Visa's "defense in depth" approach to security proves once and for all this is not mission impossible.
Special to ZDNet
Commentary--If you want to see a good example of security, think of your local bank.
At many large branches, customers are greeted at the front door by an armed guard providing perimeter security. Inside, the bank is well-equipped with security cameras for surveillance and manual alarms that can be activated by threatened tellers.
The last line of defense of course is the bank vault itself. Securing the money in a safe means that bad guys have to go to extraordinary lengths (think dynamite or safecracking) to pull off a heist.
This classic "defense in depth" architecture protects every layer of the infrastructure and is the basis of all good security models. Take Visa's Cardholder Information Security Program, or CISP, for example. Mandated in 2001, the program defines 12 security standards for all Visa payment system constituents. The standards include perimeter security, ongoing surveillance and protecting critical data at rest and in flight.

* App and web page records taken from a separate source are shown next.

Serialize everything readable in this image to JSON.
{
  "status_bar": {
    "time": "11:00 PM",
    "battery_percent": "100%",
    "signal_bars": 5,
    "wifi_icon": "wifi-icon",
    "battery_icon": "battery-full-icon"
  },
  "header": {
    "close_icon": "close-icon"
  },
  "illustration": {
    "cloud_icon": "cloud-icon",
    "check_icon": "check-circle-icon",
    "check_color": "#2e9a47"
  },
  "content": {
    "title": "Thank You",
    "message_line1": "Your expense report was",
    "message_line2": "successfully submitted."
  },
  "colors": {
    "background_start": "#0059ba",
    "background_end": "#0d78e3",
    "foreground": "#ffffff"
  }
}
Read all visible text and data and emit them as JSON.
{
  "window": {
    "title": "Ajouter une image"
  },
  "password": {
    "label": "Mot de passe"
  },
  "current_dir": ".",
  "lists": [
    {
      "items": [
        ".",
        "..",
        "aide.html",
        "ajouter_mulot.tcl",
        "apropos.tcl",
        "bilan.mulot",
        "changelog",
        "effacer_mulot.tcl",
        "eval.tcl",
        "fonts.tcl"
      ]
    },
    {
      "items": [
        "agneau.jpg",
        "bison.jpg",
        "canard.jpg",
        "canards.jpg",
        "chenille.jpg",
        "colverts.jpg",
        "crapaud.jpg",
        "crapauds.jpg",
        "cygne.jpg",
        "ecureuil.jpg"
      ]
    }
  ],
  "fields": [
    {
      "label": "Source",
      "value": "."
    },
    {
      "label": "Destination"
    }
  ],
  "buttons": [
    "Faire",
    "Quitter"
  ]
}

Visa clearly understands the risks of weak information security on its business, which is why it demanded CISP compliance. Service
Compared with systems at other enterprises, CISP is like Fort Knox. Most companies still dedicate most of their security budget to perimeter products such as firewalls and filtering gateways--and things go downhill from there. Businesses tend to pay marginal attention to surveillance by setting up chatty Intrusion Detection Systems, or IDSes, and occasional system audits.
When it comes to protecting the crown jewels--that is, corporate information--few companies do anything. Servers maintain default configurations, loads of system administrators have root access, databases are tuned for performance not security, and information is stored on open storage platforms in clear text.
Anyone else thinking "Swiss cheese" at this point?
Confronted with this situation, many companies freak out and rush to find an encryption tool to protect their intellectual property. I think this has something to do with the popularity of Dan Brown novels myself, because encryption is only part of the solution. If I can break into the server, or exploit database or system vulnerabilities, I can still get access to encrypted data--every time.
The first step here isn't nearly as sexy as encryption: It's boring, old audit. For example, remember Oracle's "unbreakable" campaign?
Since many small businesses just don't consider security, database-penetration testing, vulnerability and (yes) encryption, tools from companies such as Application Security can help. The same is true of host vulnerability-scanning software from providers such as Foundstone (McAfee), Internet Security Systems and Symantec.
Moving down the proverbial technology stack, storage infrastructure seems to have a permanent spot at the back of the security line.
In a recent Enterprise Strategy Group survey of end users, 30 percent of respondents said their information security policies and procedures don't include data storage technologies such as storage arrays; Storage Area Networking, or SAN, switches; or storage management software. Eight percent of storage administrators and 16 percent of security administrators believed their storage infrastructure was insecure. Only 37 percent of the respondents claimed that their companies had undertaken a storage security audit. Does anyone else want to stuff their money into a mattress?
Again, this doesn't need to be the case. Service offerings from @Stake, Glasshouse and McData specialize in storage security audits and remediation. Storage security technologies from Decru, Kasten Chase, NeoScale Systems and Vormetric are slowly gaining visibility.
Even with some of these leading-edge technologies available, will anything change? You bet it will. Chief financial officers loathe spending money on insurance such as information security technology, but they hate having their intellectual property lifted a heck of a lot more. Marketing executives feel pretty foolish when national headlines describe how the company's customer database was cracked by some "Star Trek"-loving system administrator.
Finally, let's not forget those government wonks with the ever-growing list of regulations. These aren't isolated issues; they have an impact on companies every day. Something tells me there will be less rhetoric and more vaults, moving forward.
One additional security cliche warns against locking the doors but leaving the windows wide open. Leaving corporate data unprotected is clearly an example of this. Let's face it: There are simply too many risks and vulnerabilities out there to continue this type of irresponsible behavior. Heck, Visa certainly recognizes this and is mandating changes to its constituents. Smart companies will respond quickly to protect themselves and their customers, while fools will wait for further regulations or costly breaches before they learn.
Jon Oltsik is a senior analyst at the Enterprise Strategy Group.